Records for this exercise:
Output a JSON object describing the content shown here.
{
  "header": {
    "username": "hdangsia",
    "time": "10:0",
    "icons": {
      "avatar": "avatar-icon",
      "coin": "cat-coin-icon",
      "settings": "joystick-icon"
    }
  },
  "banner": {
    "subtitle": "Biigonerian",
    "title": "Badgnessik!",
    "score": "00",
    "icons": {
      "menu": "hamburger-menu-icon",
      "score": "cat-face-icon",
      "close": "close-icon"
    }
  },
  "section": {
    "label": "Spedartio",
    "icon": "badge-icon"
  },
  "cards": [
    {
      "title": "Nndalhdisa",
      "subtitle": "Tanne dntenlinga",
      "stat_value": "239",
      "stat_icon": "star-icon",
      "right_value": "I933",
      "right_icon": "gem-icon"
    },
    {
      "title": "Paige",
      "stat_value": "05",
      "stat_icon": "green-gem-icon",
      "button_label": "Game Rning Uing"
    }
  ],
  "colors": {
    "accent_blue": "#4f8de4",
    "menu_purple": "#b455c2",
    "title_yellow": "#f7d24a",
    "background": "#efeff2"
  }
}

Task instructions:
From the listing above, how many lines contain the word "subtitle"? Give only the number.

Task response:
2